    My little guy got stuck in the filter yesterday. His back leg is red. Will this heal
    +1
    Unlike
  • Chat Bot:
    Z-One has left the room.
    +1
    Unlike
  • KonaGoldAquatics:
    Any recommendations on a water chiller for a 10gallon but will work for a 20gal when I decide to upgrade?
    +1
    Unlike
  • Tinc Tank:
    Anybody working with and breeding Salamandra salamandra salamandra?
    +2
    Unlike
  • blubford:
    heh
    +1
    Unlike
  • Alexmcc:
    Hi all I'm new here I'm just looking some advise on cycle witch is currently driving me insane . So we are week 8 I'm dosing daily with 4pp of amonia and for the last week has been dropping to zero witch I no is good. But my question is my nitrites are sitting at between 0.50 and 1.0 PM and nitrates are between 10 and 20 and neither of these seem to be dropping. I have done 2 40% water changes a few days ago and no change the only thing I can think of is I didnt use the seachem stability stuff which I have now ordered but surely that shouldn't have much difference this far into cycling

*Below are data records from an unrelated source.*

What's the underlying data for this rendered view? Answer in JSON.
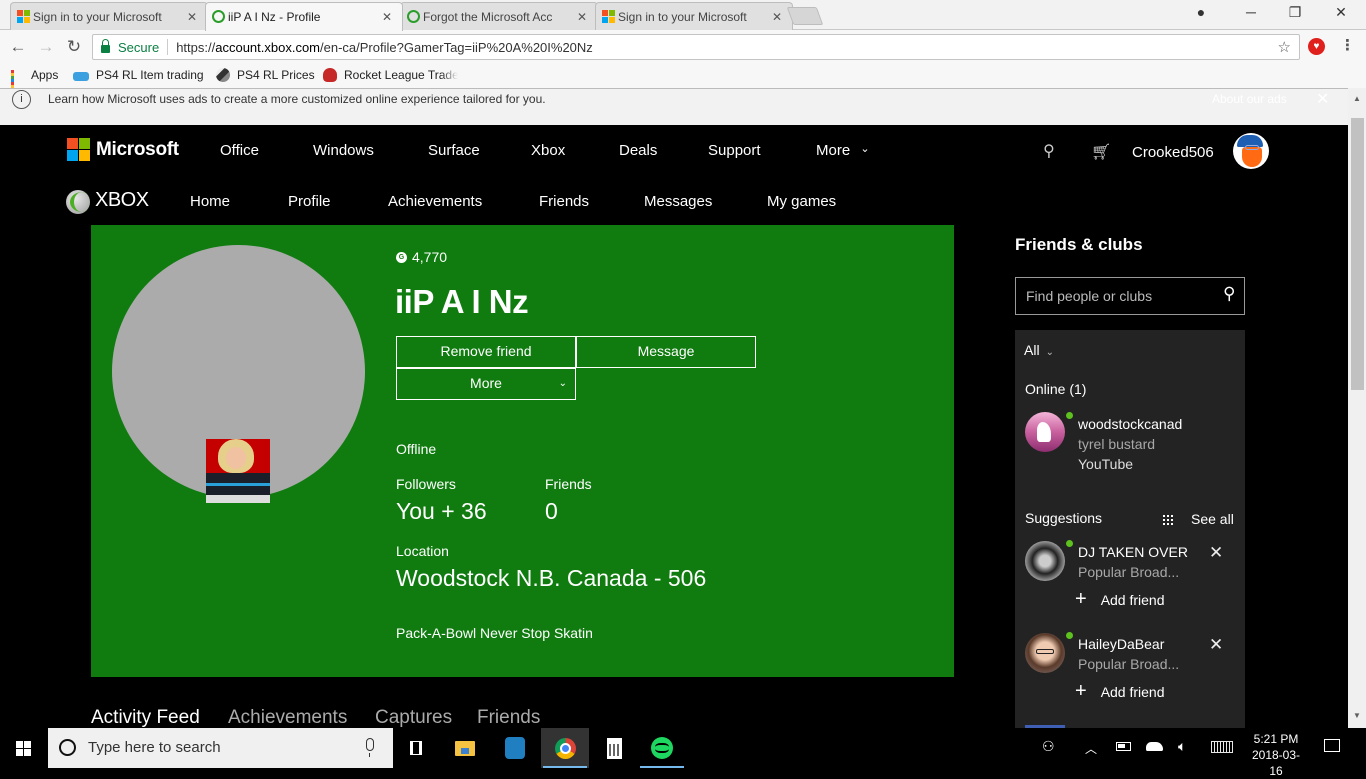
{
  "browser": {
    "tabs": [
      {
        "title": "Sign in to your Microsoft",
        "icon": "microsoft-icon",
        "active": false
      },
      {
        "title": "iiP A I Nz - Profile",
        "icon": "xbox-icon",
        "active": true
      },
      {
        "title": "Forgot the Microsoft Acc",
        "icon": "xbox-icon",
        "active": false
      },
      {
        "title": "Sign in to your Microsoft",
        "icon": "microsoft-icon",
        "active": false
      }
    ],
    "close_glyph": "✕",
    "secure_label": "Secure",
    "url_scheme": "https://",
    "url_host": "account.xbox.com",
    "url_path": "/en-ca/Profile?GamerTag=iiP%20A%20I%20Nz",
    "bookmarks": [
      {
        "label": "Apps",
        "icon": "apps-grid-icon"
      },
      {
        "label": "PS4 RL Item trading",
        "icon": "bookmark-favicon-icon"
      },
      {
        "label": "PS4 RL Prices",
        "icon": "bookmark-favicon-icon"
      },
      {
        "label": "Rocket League Trades",
        "icon": "bookmark-favicon-icon"
      }
    ]
  },
  "adbar": {
    "info": "i",
    "message": "Learn how Microsoft uses ads to create a more customized online experience tailored for you.",
    "about": "About our ads",
    "close": "✕"
  },
  "ms_header": {
    "brand": "Microsoft",
    "nav": [
      "Office",
      "Windows",
      "Surface",
      "Xbox",
      "Deals",
      "Support",
      "More"
    ],
    "more_chevron": "⌄",
    "username": "Crooked506"
  },
  "xbox_header": {
    "brand": "XBOX",
    "nav": [
      "Home",
      "Profile",
      "Achievements",
      "Friends",
      "Messages",
      "My games"
    ]
  },
  "profile": {
    "gamerscore_icon": "G",
    "gamerscore": "4,770",
    "gamertag": "iiP A I Nz",
    "buttons": {
      "remove_friend": "Remove friend",
      "message": "Message",
      "more": "More"
    },
    "status": "Offline",
    "followers_label": "Followers",
    "followers_value": "You + 36",
    "friends_label": "Friends",
    "friends_value": "0",
    "location_label": "Location",
    "location_value": "Woodstock N.B. Canada - 506",
    "bio": "Pack-A-Bowl Never Stop Skatin",
    "tabs": [
      "Activity Feed",
      "Achievements",
      "Captures",
      "Friends"
    ],
    "active_tab": "Activity Feed"
  },
  "friends_clubs": {
    "title": "Friends & clubs",
    "search_placeholder": "Find people or clubs",
    "filter": "All",
    "online_label": "Online (1)",
    "online": [
      {
        "name": "woodstockcanad",
        "real_name": "tyrel bustard",
        "activity": "YouTube",
        "status": "online"
      }
    ],
    "suggestions_label": "Suggestions",
    "see_all": "See all",
    "suggestions": [
      {
        "name": "DJ TAKEN OVER",
        "reason": "Popular Broad...",
        "add_label": "Add friend",
        "status": "online"
      },
      {
        "name": "HaileyDaBear",
        "reason": "Popular Broad...",
        "add_label": "Add friend",
        "status": "online"
      }
    ]
  },
  "taskbar": {
    "search_placeholder": "Type here to search",
    "apps": [
      "task-view",
      "file-explorer",
      "touch-app",
      "chrome",
      "calculator",
      "spotify"
    ],
    "time": "5:21 PM",
    "date": "2018-03-16"
  },
  "colors": {
    "profile_green": "#107c10",
    "online_dot": "#5dc21e",
    "panel_bg": "#232323"
  }
}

    +1
    Unlike
  • ytz13513:
    Dropping ammonia with rising nitrate and nitrite is good. It means the nitrifying bacteria is working. You just have to remove the nitrate from the water doing water changes. The level of nitrates is high and the nitrate is also high. The nitrite will be converted to nitrate using the beneficial bacteria and you can add them using quick start or allowing them to naturally grow in the tank. The latter option will take longer. The nitrate can be used by plants, so live plants can decrease the levels, but I would do a water change to get the nitrate at a level that is lower than 5 ppm. 5ppm of nitrate is natural and a good place.
    +1
    Unlike
  • EvankingM:
    New here. hope this is the right place to post my question. I had 27 axolotyls aged 2-3 months old. main food has been finely chopped up bloodworms. no problems. I decided to introduce earthworms from my earthworm compost bin for variety. I finely chopped up 4 small earthworms and fed them to the babies. Within an hour 20 of the babies were dead. The remaining 7 (the smaller babies) survived and are now fine on bloodworms. Any ideas why the chopped up earthworms killed many of the babies?
    +1
    Unlike
  • Chat Bot:
    Lyv3wyr3 has left the room.
    +1
    Unlike
  • blubford:
    oh wow this place got a makeover
    +1
    Unlike
  • John:
    Yeah baby!
    CalculatingEducatedKingfisher-size_restricted.gif
    +1
    Unlike
  • Chat Bot:
    John has left the room.
    +1
    Unlike
  • Chat Bot:
    John has joined the room.
    +1
    Unlike
  • Bellabelloo:
    Looks really good. 😊
    +1
    Unlike
  • blubford:
    i agree
    +1
    Unlike
  • BrodieBAxolotls:
    love the new look
    +1
    Unlike
  • noahc808:
    does anyone know if fairy shrimp are good to use with axolotls?
    +1
    Unlike
    noahc808: does anyone know if fairy shrimp are good to use with axolotls? +1
    Top